How to set realistic benchmarks for puppies to learn house rules?

How to set realistic benchmarks for puppies to learn house rules?

When raising a kid, we give him all the time in the world to learn basic things like talking, walking, etc. But when we get a puppy or a dog, we want him to learn the rules of the house in a week at the most. 

A kid has been with us since he/she was born. A puppy, on the other hand, has been with a mother dog, sibling dogs, or foster care and has definitely learned from them. Moreover, adjusting to a new environment and people takes time, even for a human. 

So, when you get a puppy and you begin to train him, just put in the work, and keep realistic benchmarks. Here are some of those benchmarks:

1. Potty training will take four to six months

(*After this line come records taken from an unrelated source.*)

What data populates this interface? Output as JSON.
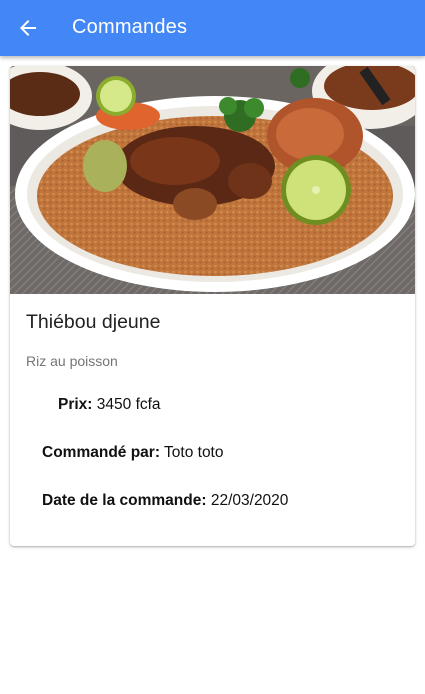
{
  "appbar": {
    "title": "Commandes",
    "back_icon": "arrow-left-icon",
    "background_color": "#4287f5"
  },
  "order": {
    "image_alt": "Photo du plat Thiébou djeune",
    "dish_name": "Thiébou djeune",
    "description": "Riz au poisson",
    "price_label": "Prix:",
    "price_value": "3450 fcfa",
    "ordered_by_label": "Commandé par:",
    "ordered_by_value": "Toto toto",
    "date_label": "Date de la commande:",
    "date_value": "22/03/2020"
  }
}
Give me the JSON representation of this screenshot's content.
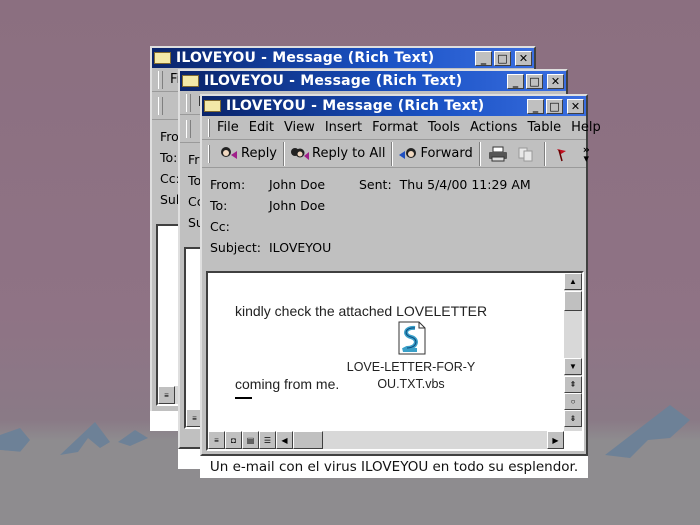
{
  "window": {
    "title": "ILOVEYOU - Message (Rich Text)",
    "controls": {
      "minimize": "_",
      "maximize": "□",
      "close": "✕"
    }
  },
  "menu": [
    "File",
    "Edit",
    "View",
    "Insert",
    "Format",
    "Tools",
    "Actions",
    "Table",
    "Help"
  ],
  "menu_hotkeys": [
    "F",
    "E",
    "V",
    "I",
    "o",
    "T",
    "A",
    "a",
    "H"
  ],
  "toolbar": {
    "reply": "Reply",
    "reply_all": "Reply to All",
    "forward": "Forward",
    "overflow": "»"
  },
  "header": {
    "from_label": "From:",
    "from_value": "John Doe",
    "sent_label": "Sent:",
    "sent_value": "Thu 5/4/00 11:29 AM",
    "to_label": "To:",
    "to_value": "John Doe",
    "cc_label": "Cc:",
    "cc_value": "",
    "subject_label": "Subject:",
    "subject_value": "ILOVEYOU"
  },
  "back_windows": {
    "labels_a": [
      "Fro",
      "To:",
      "Cc:",
      "Sub"
    ],
    "labels_b": [
      "Fr",
      "To",
      "Cc",
      "Su"
    ],
    "menu_fragment_a": "Fi",
    "menu_fragment_b": "F",
    "caption_fragment": "U"
  },
  "message": {
    "line1": "kindly check the attached LOVELETTER",
    "line2": "coming from me.",
    "attachment_name_line1": "LOVE-LETTER-FOR-Y",
    "attachment_name_line2": "OU.TXT.vbs"
  },
  "caption": "Un e-mail con el virus ILOVEYOU en todo su esplendor.",
  "colors": {
    "titlebar_start": "#0a246a",
    "titlebar_end": "#3a6ee0",
    "window_face": "#c0c0c0",
    "background_sky": "#8b6f80",
    "background_ground": "#8e8c8f",
    "mountains": "#6e8196"
  }
}
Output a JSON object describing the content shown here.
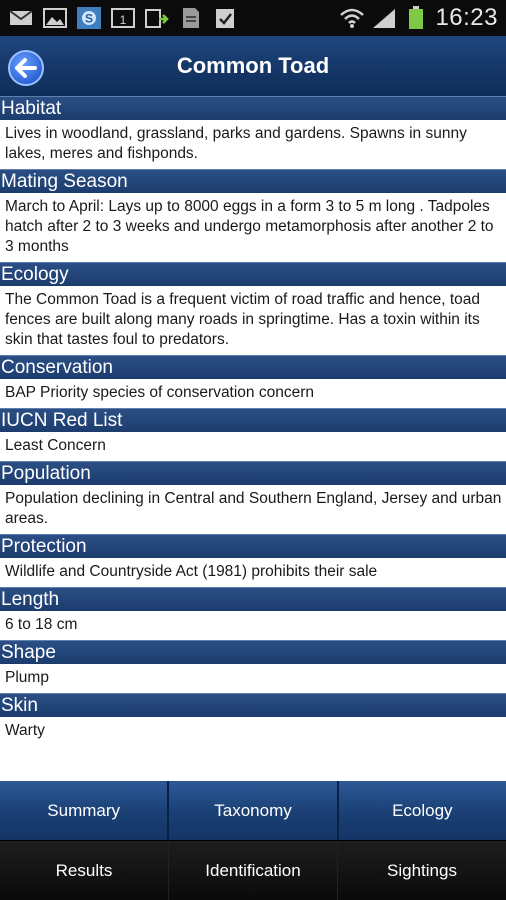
{
  "status_bar": {
    "time": "16:23",
    "icons": [
      "mail-icon",
      "image-icon",
      "skype-icon",
      "calendar-icon",
      "download-icon",
      "file-icon",
      "clipboard-check-icon"
    ],
    "right_icons": [
      "wifi-icon",
      "signal-icon",
      "battery-icon"
    ]
  },
  "header": {
    "title": "Common Toad",
    "back_icon": "back-arrow-icon"
  },
  "sections": [
    {
      "heading": "Habitat",
      "text": "Lives in woodland, grassland, parks and gardens. Spawns in sunny lakes, meres and fishponds."
    },
    {
      "heading": "Mating Season",
      "text": "March to April: Lays up to 8000 eggs in a form 3 to 5 m long . Tadpoles hatch after 2 to 3 weeks and undergo metamorphosis after another 2 to 3 months"
    },
    {
      "heading": "Ecology",
      "text": "The Common Toad is a frequent victim of road traffic and hence, toad fences are built along many roads in springtime. Has a toxin within its skin that tastes foul to predators."
    },
    {
      "heading": "Conservation",
      "text": "BAP Priority species of conservation concern"
    },
    {
      "heading": "IUCN Red List",
      "text": "Least Concern"
    },
    {
      "heading": "Population",
      "text": "Population declining in Central and Southern England, Jersey and urban areas."
    },
    {
      "heading": "Protection",
      "text": "Wildlife and Countryside Act (1981) prohibits their sale"
    },
    {
      "heading": "Length",
      "text": "6 to 18 cm"
    },
    {
      "heading": "Shape",
      "text": "Plump"
    },
    {
      "heading": "Skin",
      "text": "Warty"
    }
  ],
  "tabs_top": [
    "Summary",
    "Taxonomy",
    "Ecology"
  ],
  "tabs_bottom": [
    "Results",
    "Identification",
    "Sightings"
  ],
  "colors": {
    "header_blue": "#1c3c6e",
    "tab_blue": "#2d5a97",
    "background": "#ffffff"
  }
}
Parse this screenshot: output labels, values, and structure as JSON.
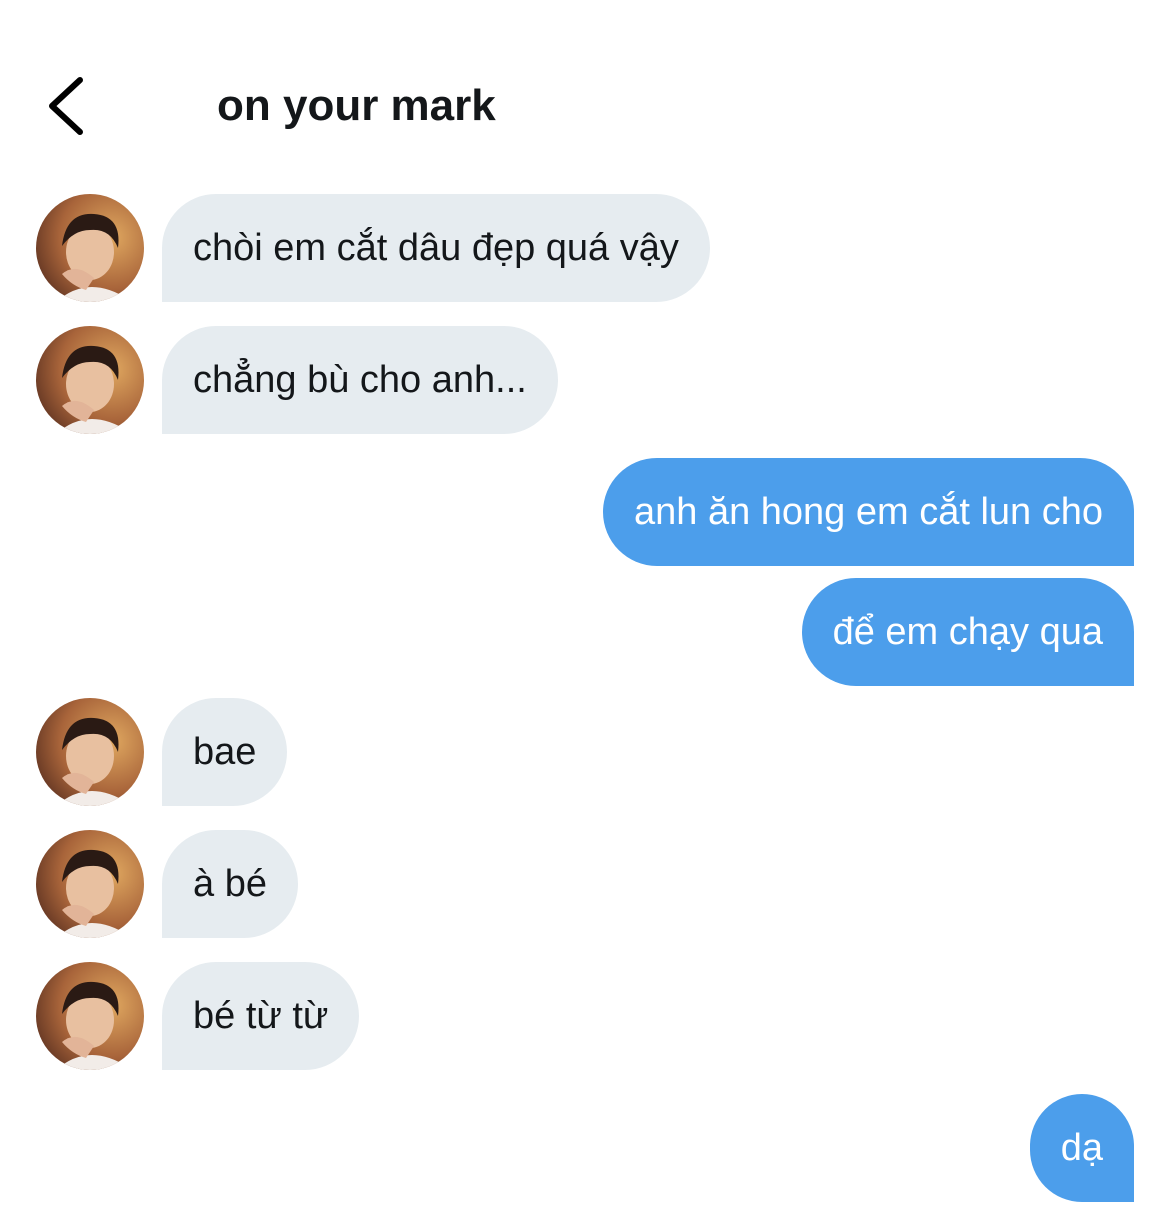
{
  "header": {
    "back_icon": "chevron-left-icon",
    "title": "on your mark"
  },
  "colors": {
    "incoming_bubble": "#e6ecf0",
    "outgoing_bubble": "#4c9eeb",
    "text_dark": "#14171a",
    "text_light": "#ffffff"
  },
  "messages": [
    {
      "direction": "incoming",
      "text": "chòi em cắt dâu đẹp quá vậy"
    },
    {
      "direction": "incoming",
      "text": "chẳng bù cho anh..."
    },
    {
      "direction": "outgoing",
      "text": "anh ăn hong em cắt lun cho"
    },
    {
      "direction": "outgoing",
      "text": "để em chạy qua"
    },
    {
      "direction": "incoming",
      "text": "bae"
    },
    {
      "direction": "incoming",
      "text": "à bé"
    },
    {
      "direction": "incoming",
      "text": "bé từ từ"
    },
    {
      "direction": "outgoing",
      "text": "dạ"
    }
  ]
}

Yes, it takes around four to six months to completely potty train a puppy. For some smaller breeds, it may take up to a year because they have a small bladder. Keep training them regardless of everything. And if at any point, they have an accident, train them again or get them checked by a vet.

2. They are biting because they are not told it’s wrong

Let’s look at the teething process first. Its three phases are: 1) When the teeth are coming, 2) when the milk/deciduous teeth are falling, and 3) when the permanent teeth are coming. And it is natural for a dog to bite in these stages.

To address this, firstly, get them chew toys. Secondly, redirect them even when they are biting what is allowed. This way, you’ll prevent the habit from forming.

3. Time to leash train will vary depending on many factors

It is easier to leash-train a puppy than an adult dog. However, how soon they learn it will depend on how they are being taught, what routine they are following, and how much practice they are getting. 

Psst. You can set up the reminders for training your dog on the Sploot app, and maintain a routine that will help in training them better.

Here are some tips that will help you in training and raising your dog better, and at the same time achieve the benchmarks too:

  • Tell your dog what you want him to do. Infact, show them too.
  • Keep your dog calm by establishing a routine and structure.
  • Identify five things that your dog likes to do. And make sure you do them.
  • Every family member should have individual bonding time with the dog. Allocate the time and activity for each.